Input data:
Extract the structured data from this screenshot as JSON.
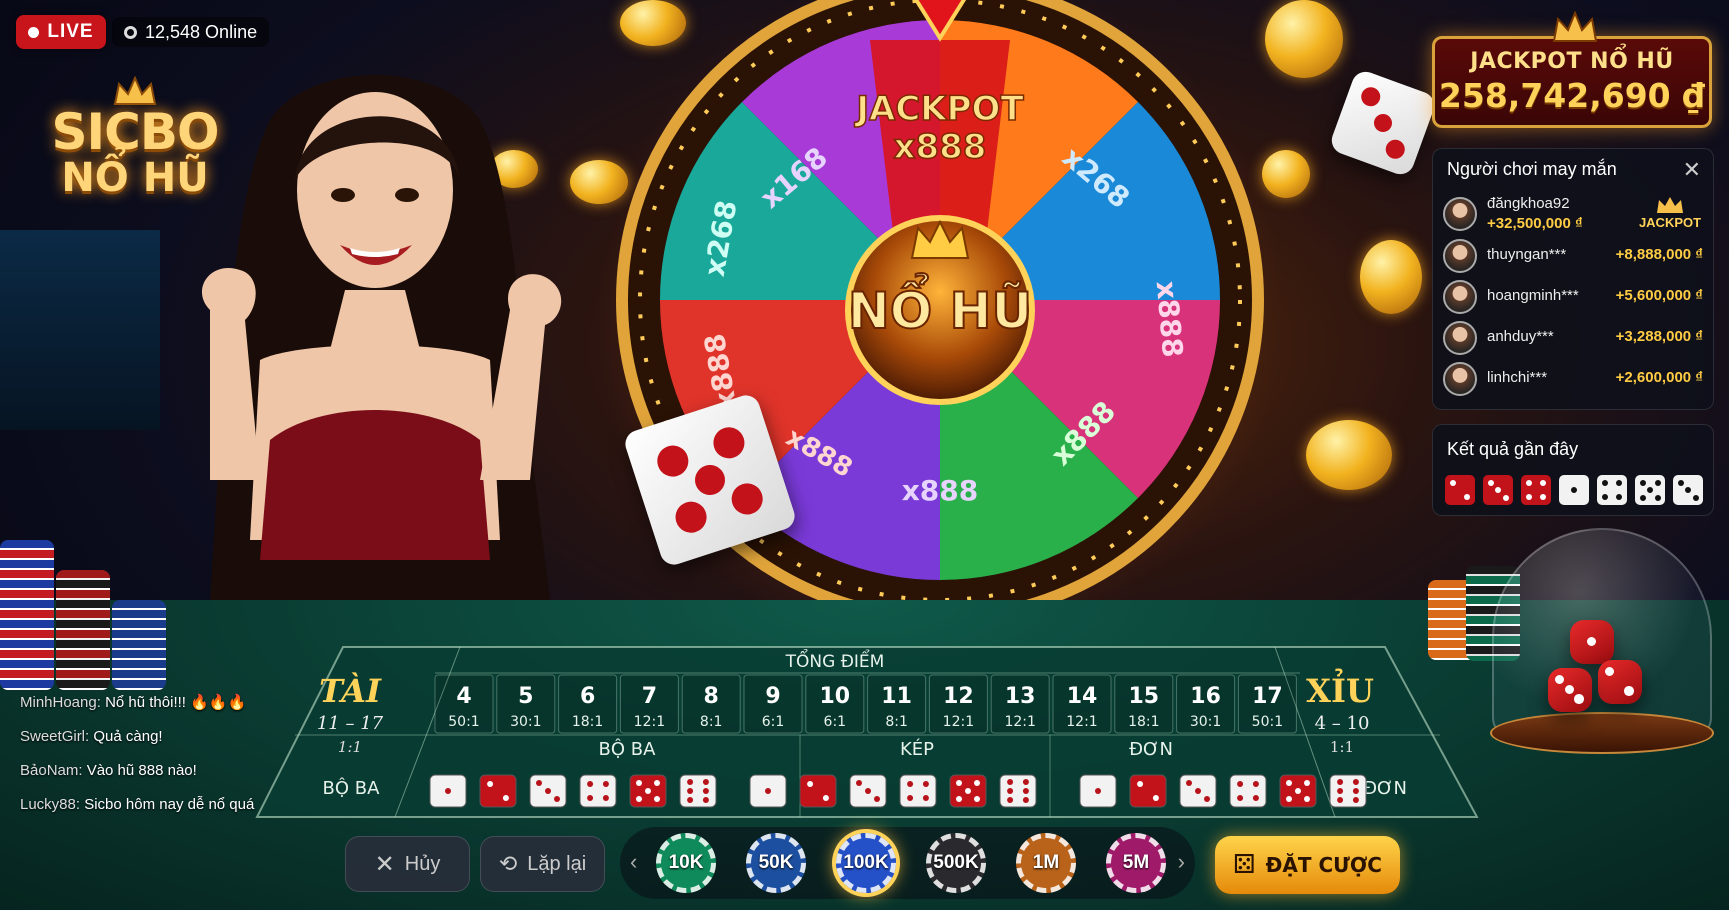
{
  "top": {
    "live_label": "LIVE",
    "online_text": "12,548 Online"
  },
  "logo": {
    "line1": "SICBO",
    "line2": "NỔ HŨ"
  },
  "wheel": {
    "center_label": "NỔ HŨ",
    "jackpot_segment": {
      "line1": "JACKPOT",
      "line2": "x888"
    },
    "segments": [
      "x168",
      "x268",
      "x888",
      "x888",
      "x888",
      "x888",
      "x268",
      "x888"
    ]
  },
  "jackpot": {
    "title": "JACKPOT NỔ HŨ",
    "amount": "258,742,690 ₫"
  },
  "lucky_players": {
    "title": "Người chơi may mắn",
    "close_glyph": "✕",
    "first": {
      "name": "đăngkhoa92",
      "amount": "+32,500,000 ₫",
      "badge": "JACKPOT"
    },
    "rows": [
      {
        "name": "thuyngan***",
        "amount": "+8,888,000 ₫"
      },
      {
        "name": "hoangminh***",
        "amount": "+5,600,000 ₫"
      },
      {
        "name": "anhduy***",
        "amount": "+3,288,000 ₫"
      },
      {
        "name": "linhchi***",
        "amount": "+2,600,000 ₫"
      }
    ]
  },
  "recent_results": {
    "title": "Kết quả gần đây",
    "dice": [
      {
        "color": "red",
        "face": 2
      },
      {
        "color": "red",
        "face": 3
      },
      {
        "color": "red",
        "face": 4
      },
      {
        "color": "white",
        "face": 1
      },
      {
        "color": "white",
        "face": 4
      },
      {
        "color": "white",
        "face": 5
      },
      {
        "color": "white",
        "face": 3
      }
    ]
  },
  "board": {
    "total_header": "TỔNG ĐIỂM",
    "tai": {
      "label": "TÀI",
      "range": "11 – 17",
      "odds": "1:1"
    },
    "xiu": {
      "label": "XỈU",
      "range": "4 – 10",
      "odds": "1:1"
    },
    "totals": [
      {
        "n": "4",
        "odds": "50:1"
      },
      {
        "n": "5",
        "odds": "30:1"
      },
      {
        "n": "6",
        "odds": "18:1"
      },
      {
        "n": "7",
        "odds": "12:1"
      },
      {
        "n": "8",
        "odds": "8:1"
      },
      {
        "n": "9",
        "odds": "6:1"
      },
      {
        "n": "10",
        "odds": "6:1"
      },
      {
        "n": "11",
        "odds": "8:1"
      },
      {
        "n": "12",
        "odds": "12:1"
      },
      {
        "n": "13",
        "odds": "12:1"
      },
      {
        "n": "14",
        "odds": "12:1"
      },
      {
        "n": "15",
        "odds": "18:1"
      },
      {
        "n": "16",
        "odds": "30:1"
      },
      {
        "n": "17",
        "odds": "50:1"
      }
    ],
    "left_label": "BỘ BA",
    "right_label": "ĐƠN",
    "section_bo_ba": "BỘ BA",
    "section_kep": "KÉP",
    "section_don": "ĐƠN"
  },
  "chat": [
    {
      "user": "MinhHoang:",
      "text": "Nổ hũ thôi!!! 🔥🔥🔥"
    },
    {
      "user": "SweetGirl:",
      "text": "Quả càng!"
    },
    {
      "user": "BảoNam:",
      "text": "Vào hũ 888 nào!"
    },
    {
      "user": "Lucky88:",
      "text": "Sicbo hôm nay dễ nổ quá"
    }
  ],
  "controls": {
    "cancel_label": "Hủy",
    "repeat_label": "Lặp lại",
    "chips": [
      {
        "label": "10K",
        "color": "#0f8a5a"
      },
      {
        "label": "50K",
        "color": "#1d4fa0"
      },
      {
        "label": "100K",
        "color": "#2450c8",
        "selected": true
      },
      {
        "label": "500K",
        "color": "#2a2a2e"
      },
      {
        "label": "1M",
        "color": "#b8621a"
      },
      {
        "label": "5M",
        "color": "#a01a6a"
      }
    ],
    "bet_label": "ĐẶT CƯỢC"
  },
  "colors": {
    "accent_gold": "#ffd35a",
    "felt_green": "#0a3d33",
    "live_red": "#c8141b"
  }
}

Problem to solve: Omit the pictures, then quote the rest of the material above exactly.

Answer space:
Extract the structured data from this screenshot as JSON.
{
  "top": {
    "live_label": "LIVE",
    "online_text": "12,548 Online"
  },
  "logo": {
    "line1": "SICBO",
    "line2": "NỔ HŨ"
  },
  "wheel": {
    "center_label": "NỔ HŨ",
    "jackpot_segment": {
      "line1": "JACKPOT",
      "line2": "x888"
    },
    "segments": [
      "x168",
      "x268",
      "x888",
      "x888",
      "x888",
      "x888",
      "x268",
      "x888"
    ]
  },
  "jackpot": {
    "title": "JACKPOT NỔ HŨ",
    "amount": "258,742,690 ₫"
  },
  "lucky_players": {
    "title": "Người chơi may mắn",
    "close_glyph": "✕",
    "first": {
      "name": "đăngkhoa92",
      "amount": "+32,500,000 ₫",
      "badge": "JACKPOT"
    },
    "rows": [
      {
        "name": "thuyngan***",
        "amount": "+8,888,000 ₫"
      },
      {
        "name": "hoangminh***",
        "amount": "+5,600,000 ₫"
      },
      {
        "name": "anhduy***",
        "amount": "+3,288,000 ₫"
      },
      {
        "name": "linhchi***",
        "amount": "+2,600,000 ₫"
      }
    ]
  },
  "recent_results": {
    "title": "Kết quả gần đây",
    "dice": [
      {
        "color": "red",
        "face": 2
      },
      {
        "color": "red",
        "face": 3
      },
      {
        "color": "red",
        "face": 4
      },
      {
        "color": "white",
        "face": 1
      },
      {
        "color": "white",
        "face": 4
      },
      {
        "color": "white",
        "face": 5
      },
      {
        "color": "white",
        "face": 3
      }
    ]
  },
  "board": {
    "total_header": "TỔNG ĐIỂM",
    "tai": {
      "label": "TÀI",
      "range": "11 – 17",
      "odds": "1:1"
    },
    "xiu": {
      "label": "XỈU",
      "range": "4 – 10",
      "odds": "1:1"
    },
    "totals": [
      {
        "n": "4",
        "odds": "50:1"
      },
      {
        "n": "5",
        "odds": "30:1"
      },
      {
        "n": "6",
        "odds": "18:1"
      },
      {
        "n": "7",
        "odds": "12:1"
      },
      {
        "n": "8",
        "odds": "8:1"
      },
      {
        "n": "9",
        "odds": "6:1"
      },
      {
        "n": "10",
        "odds": "6:1"
      },
      {
        "n": "11",
        "odds": "8:1"
      },
      {
        "n": "12",
        "odds": "12:1"
      },
      {
        "n": "13",
        "odds": "12:1"
      },
      {
        "n": "14",
        "odds": "12:1"
      },
      {
        "n": "15",
        "odds": "18:1"
      },
      {
        "n": "16",
        "odds": "30:1"
      },
      {
        "n": "17",
        "odds": "50:1"
      }
    ],
    "left_label": "BỘ BA",
    "right_label": "ĐƠN",
    "section_bo_ba": "BỘ BA",
    "section_kep": "KÉP",
    "section_don": "ĐƠN"
  },
  "chat": [
    {
      "user": "MinhHoang:",
      "text": "Nổ hũ thôi!!! 🔥🔥🔥"
    },
    {
      "user": "SweetGirl:",
      "text": "Quả càng!"
    },
    {
      "user": "BảoNam:",
      "text": "Vào hũ 888 nào!"
    },
    {
      "user": "Lucky88:",
      "text": "Sicbo hôm nay dễ nổ quá"
    }
  ],
  "controls": {
    "cancel_label": "Hủy",
    "repeat_label": "Lặp lại",
    "chips": [
      {
        "label": "10K",
        "color": "#0f8a5a"
      },
      {
        "label": "50K",
        "color": "#1d4fa0"
      },
      {
        "label": "100K",
        "color": "#2450c8",
        "selected": true
      },
      {
        "label": "500K",
        "color": "#2a2a2e"
      },
      {
        "label": "1M",
        "color": "#b8621a"
      },
      {
        "label": "5M",
        "color": "#a01a6a"
      }
    ],
    "bet_label": "ĐẶT CƯỢC"
  },
  "colors": {
    "accent_gold": "#ffd35a",
    "felt_green": "#0a3d33",
    "live_red": "#c8141b"
  }
}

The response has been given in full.